Behind the scenes, records may have a range of dates that represent a known or reasonable guess about the years associated with a given object. The Fuzzy Date limits your search to records tagged with this class of dates. If you enter the year "1900" and for "how fuzzy?" select "+/- 5 years" the system looks for objects whose date range intersects with the period 1895-1905. If it was tagged with a date range of 1888-1898, for example, that record would be returned, as would records tagged 1880-1920 or 1903-1913. On the other hand, a record tagged 1906-1960 would not be returned.
The Geographic Location limits your search to records tagged with that specific place name. Some of the records in the index may not be indexed by place, and would not appear in the results. Sometimes, places are contained by other places (a bay in a lake, or a village in a township, or a "harbor" in a town). You will need to search each term separately. It is a powerful way to narrow results but use it with caution.
Keyhole Markup Language (KML) is an XML-based language schema for visualizing geographic annotation on two-dimensional maps and three-dimensional Earth browsers.
The KML file specifies a set of features (placemarks, images, 3D models, textual descriptions, etc.) for display in a KML application. The most common of these is Google Earth, but there are a number of other 3D earth browsers and viewers which implement the KML encoding.
Each place located by the KML file uses a minimum of a longitude and a latitude. If additional data is provided, the view can be more specific — for example a "camera view" uses further details such as such as tilt, heading and altitude. Enriched KML files are often distributed as KMZ files, which are zipped KML files with a .kmz extension. When a KMZ file is unzipped, a single "doc.kml" is found along with any overlay and icon images referenced in the KML.
The first step to using any KML file is to have an application or browser plug-in which is capable of handling this file format. We'll use Google Earth as the example here.

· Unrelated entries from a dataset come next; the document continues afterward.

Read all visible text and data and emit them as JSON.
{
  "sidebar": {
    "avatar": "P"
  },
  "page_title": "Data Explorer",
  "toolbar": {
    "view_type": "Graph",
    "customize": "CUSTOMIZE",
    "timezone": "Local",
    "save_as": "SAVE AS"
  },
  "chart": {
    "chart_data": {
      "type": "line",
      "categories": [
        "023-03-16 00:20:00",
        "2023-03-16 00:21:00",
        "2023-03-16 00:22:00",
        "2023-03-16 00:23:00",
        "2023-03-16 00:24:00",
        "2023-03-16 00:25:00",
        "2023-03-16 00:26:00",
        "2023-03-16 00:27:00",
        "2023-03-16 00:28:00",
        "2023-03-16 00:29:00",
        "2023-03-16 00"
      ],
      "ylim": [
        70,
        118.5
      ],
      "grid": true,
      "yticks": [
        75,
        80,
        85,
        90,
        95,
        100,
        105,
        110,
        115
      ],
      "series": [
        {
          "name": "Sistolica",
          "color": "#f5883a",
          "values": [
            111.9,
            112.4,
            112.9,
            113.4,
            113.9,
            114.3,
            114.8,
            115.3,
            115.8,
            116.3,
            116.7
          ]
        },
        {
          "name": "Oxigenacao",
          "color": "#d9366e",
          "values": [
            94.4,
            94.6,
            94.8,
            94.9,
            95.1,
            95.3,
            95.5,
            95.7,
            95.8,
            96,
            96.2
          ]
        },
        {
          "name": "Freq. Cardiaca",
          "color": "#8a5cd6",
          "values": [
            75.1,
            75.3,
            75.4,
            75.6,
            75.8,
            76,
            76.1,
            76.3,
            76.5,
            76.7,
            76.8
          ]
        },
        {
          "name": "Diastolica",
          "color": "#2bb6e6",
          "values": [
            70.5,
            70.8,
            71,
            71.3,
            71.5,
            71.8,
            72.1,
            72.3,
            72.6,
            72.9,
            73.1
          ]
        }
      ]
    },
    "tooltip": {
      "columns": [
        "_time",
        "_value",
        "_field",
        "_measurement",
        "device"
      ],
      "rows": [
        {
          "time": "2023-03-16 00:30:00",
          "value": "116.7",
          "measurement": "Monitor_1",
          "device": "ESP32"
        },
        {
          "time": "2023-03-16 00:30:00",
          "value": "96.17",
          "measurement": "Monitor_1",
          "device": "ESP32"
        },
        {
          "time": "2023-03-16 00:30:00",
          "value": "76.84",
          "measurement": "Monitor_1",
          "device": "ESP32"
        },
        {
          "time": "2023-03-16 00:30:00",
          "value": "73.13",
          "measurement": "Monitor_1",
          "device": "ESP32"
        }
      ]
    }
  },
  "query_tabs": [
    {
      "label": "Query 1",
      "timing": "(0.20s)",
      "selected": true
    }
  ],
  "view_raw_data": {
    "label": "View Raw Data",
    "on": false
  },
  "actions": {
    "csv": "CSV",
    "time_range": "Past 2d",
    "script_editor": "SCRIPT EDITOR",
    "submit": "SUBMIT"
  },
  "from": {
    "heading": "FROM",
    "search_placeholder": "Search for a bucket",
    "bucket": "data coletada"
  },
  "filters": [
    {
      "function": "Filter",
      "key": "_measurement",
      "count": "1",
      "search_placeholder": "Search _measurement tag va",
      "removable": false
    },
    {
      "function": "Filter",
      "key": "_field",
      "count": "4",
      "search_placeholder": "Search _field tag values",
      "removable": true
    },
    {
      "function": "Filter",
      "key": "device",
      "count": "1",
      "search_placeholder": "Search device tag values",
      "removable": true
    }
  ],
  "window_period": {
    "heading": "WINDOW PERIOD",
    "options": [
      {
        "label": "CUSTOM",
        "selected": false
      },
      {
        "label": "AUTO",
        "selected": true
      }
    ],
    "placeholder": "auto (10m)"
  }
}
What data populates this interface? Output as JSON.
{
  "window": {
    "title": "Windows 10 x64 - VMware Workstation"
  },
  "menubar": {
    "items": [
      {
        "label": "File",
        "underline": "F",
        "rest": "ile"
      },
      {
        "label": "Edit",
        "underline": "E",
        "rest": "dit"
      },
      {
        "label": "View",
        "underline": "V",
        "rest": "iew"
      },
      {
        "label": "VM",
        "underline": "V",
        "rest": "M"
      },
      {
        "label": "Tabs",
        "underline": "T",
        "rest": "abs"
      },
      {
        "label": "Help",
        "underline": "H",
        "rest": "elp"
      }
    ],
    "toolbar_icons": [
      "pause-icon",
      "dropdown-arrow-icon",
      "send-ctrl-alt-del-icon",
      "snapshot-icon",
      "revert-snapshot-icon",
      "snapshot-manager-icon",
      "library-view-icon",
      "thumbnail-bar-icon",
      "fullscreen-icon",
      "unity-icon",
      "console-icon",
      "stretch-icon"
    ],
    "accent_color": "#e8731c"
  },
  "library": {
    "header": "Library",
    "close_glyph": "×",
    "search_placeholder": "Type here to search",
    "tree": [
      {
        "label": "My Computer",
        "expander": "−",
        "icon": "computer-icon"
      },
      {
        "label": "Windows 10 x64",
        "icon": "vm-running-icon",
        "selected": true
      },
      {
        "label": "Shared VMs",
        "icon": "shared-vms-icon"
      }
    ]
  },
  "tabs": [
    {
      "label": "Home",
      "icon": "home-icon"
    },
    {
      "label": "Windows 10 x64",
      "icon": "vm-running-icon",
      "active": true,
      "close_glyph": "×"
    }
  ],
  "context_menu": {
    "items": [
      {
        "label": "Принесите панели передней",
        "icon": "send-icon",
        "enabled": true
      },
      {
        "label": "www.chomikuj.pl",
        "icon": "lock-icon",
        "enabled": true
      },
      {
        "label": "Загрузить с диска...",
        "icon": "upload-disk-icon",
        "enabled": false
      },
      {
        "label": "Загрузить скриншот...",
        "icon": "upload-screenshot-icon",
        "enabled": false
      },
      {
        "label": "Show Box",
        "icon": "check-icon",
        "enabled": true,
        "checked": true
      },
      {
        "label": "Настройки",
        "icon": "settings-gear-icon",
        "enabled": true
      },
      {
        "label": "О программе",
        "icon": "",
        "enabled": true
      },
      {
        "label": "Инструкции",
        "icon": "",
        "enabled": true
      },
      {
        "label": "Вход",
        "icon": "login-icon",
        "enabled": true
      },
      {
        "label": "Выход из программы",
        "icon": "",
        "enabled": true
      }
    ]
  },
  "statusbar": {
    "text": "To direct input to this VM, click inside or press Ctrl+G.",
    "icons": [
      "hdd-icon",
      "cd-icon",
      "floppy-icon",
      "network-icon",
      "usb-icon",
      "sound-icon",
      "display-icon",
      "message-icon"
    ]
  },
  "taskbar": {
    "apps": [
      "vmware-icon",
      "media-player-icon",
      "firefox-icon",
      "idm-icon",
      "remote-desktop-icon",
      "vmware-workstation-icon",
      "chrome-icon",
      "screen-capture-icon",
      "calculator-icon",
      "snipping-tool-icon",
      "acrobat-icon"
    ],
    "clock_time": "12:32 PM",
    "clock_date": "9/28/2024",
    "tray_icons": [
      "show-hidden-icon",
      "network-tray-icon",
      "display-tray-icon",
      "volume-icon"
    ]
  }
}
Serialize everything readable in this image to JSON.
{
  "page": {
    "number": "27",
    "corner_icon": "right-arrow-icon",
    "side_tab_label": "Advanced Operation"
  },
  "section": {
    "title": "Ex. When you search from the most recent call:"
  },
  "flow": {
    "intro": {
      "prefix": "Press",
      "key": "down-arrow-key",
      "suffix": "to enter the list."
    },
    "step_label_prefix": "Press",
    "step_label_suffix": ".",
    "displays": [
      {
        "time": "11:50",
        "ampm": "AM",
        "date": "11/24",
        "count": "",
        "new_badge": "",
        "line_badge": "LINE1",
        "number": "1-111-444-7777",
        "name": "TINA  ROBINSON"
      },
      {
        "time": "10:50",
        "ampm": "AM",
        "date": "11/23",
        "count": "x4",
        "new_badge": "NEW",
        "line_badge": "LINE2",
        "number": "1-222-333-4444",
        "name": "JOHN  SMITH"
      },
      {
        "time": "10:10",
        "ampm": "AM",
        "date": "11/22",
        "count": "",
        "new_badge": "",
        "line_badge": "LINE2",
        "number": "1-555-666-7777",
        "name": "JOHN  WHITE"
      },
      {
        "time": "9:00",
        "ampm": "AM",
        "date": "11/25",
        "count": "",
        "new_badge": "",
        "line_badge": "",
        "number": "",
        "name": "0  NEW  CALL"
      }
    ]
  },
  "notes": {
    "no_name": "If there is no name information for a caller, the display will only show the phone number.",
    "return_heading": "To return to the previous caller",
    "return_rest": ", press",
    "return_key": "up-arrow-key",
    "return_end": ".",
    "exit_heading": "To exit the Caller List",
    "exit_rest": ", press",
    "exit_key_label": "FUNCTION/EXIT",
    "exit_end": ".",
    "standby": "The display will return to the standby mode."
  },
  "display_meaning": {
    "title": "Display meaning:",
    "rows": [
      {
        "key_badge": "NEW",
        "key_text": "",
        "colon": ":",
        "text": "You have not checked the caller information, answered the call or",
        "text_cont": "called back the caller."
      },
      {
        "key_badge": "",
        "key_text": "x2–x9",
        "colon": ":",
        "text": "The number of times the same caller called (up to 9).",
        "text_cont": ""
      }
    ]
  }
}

When you click on link to get a KML file for the first time, your browser may not know how to handle this file format, and will simply offer you the opportunity to download it. This means you'd then need to locate the .KML file on the computer's desktop (or wherever you have set the default download folder to be) and double click on that file to launch Google Earth.
Excellent Google Earth Help files and documentation are available.